The 1859 work had originally been sold at auction by Bamfords of Derby for £22,000 (plus buyer’s premium) in January 2019 against a guide of £2000-3000 (see ATG No 2382). It had been bought by a dealer who later negotiated a sale overseas.
In December 2020 it was subject to a temporary export ban from the UK. The Art Fund gave the total cost of the latest purchase at £150,000, including a grant of £40,000.
Claudel at the Burrell
The Burrell Collection in Glasgow has become the first public UK collection to acquire a work by sculptor Camille Claudel (1864- 1943). L’Implorante, petit modele, is the museum’s first acquisition in 10 years and the first sculpture by a woman at the Burrell.
Claudel was a contemporary and close collaborator of Auguste Rodin (1840-1917), whose work is synonymous with the museum.
It was acquired from Duke Street dealership Bowman Sculpture by Glasgow Life, the charity which operates the Burrell, with support from the Burrell Trustees, National Fund for Acquisitions, Art Fund and Henry Moore Foundation.
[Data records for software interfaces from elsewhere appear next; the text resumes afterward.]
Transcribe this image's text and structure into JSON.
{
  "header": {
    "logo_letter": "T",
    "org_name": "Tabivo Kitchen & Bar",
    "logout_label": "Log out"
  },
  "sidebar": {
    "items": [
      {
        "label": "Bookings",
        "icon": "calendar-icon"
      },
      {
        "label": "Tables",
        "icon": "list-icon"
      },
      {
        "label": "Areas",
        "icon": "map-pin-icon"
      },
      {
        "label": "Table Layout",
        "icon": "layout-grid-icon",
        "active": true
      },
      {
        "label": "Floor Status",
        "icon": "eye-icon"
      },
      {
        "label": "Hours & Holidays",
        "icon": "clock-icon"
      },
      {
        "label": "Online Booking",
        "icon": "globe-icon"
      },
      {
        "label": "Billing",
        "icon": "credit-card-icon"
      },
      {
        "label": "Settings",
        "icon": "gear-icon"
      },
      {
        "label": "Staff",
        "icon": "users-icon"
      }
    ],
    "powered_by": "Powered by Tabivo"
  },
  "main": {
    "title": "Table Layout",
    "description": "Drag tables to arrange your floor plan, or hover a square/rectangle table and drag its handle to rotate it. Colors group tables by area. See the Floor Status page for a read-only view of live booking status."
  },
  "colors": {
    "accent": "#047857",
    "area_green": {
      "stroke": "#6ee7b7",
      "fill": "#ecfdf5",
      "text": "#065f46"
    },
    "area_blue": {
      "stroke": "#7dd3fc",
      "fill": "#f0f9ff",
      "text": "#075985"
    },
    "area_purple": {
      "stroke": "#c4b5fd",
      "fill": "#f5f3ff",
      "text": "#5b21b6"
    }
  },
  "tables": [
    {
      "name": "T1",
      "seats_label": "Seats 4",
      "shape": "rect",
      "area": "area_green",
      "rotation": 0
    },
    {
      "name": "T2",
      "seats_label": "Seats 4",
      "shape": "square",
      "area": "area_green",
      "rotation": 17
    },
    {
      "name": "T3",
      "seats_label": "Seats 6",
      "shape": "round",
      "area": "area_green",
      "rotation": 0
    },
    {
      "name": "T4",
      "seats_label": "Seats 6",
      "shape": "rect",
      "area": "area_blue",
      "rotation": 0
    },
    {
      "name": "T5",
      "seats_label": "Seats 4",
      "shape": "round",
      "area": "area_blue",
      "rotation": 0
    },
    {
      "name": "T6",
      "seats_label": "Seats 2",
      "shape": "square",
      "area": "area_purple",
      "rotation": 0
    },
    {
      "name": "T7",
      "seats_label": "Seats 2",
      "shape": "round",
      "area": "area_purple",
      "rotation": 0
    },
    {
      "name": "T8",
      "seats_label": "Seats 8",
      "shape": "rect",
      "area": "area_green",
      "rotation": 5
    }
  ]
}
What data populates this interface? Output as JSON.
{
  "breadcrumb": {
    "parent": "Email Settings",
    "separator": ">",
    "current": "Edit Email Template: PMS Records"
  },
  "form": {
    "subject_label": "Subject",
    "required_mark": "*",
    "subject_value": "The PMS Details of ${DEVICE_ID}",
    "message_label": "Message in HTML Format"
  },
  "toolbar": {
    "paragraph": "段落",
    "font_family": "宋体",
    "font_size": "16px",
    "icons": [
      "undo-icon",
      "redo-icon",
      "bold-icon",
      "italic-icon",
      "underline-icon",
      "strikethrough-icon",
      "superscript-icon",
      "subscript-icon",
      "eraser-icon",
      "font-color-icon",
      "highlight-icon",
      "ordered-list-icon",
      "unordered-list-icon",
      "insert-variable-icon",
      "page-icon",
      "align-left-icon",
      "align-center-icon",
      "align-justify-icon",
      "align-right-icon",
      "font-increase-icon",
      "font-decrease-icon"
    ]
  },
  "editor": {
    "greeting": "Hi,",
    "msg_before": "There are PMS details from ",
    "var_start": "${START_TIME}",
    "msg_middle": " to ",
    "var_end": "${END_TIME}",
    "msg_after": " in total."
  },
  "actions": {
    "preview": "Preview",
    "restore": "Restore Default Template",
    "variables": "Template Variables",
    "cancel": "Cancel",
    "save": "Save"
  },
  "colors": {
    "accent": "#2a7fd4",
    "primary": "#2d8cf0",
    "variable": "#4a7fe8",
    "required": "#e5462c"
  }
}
L’Implorante will initially be displayed in the Burrell’s new Special Exhibition and Event space. Due to open late summer 2022, this will “explore the legacy of Sir William Burrell as a man and collector and his motivations to establish an internationally renowned museum for the people of Glasgow and beyond”.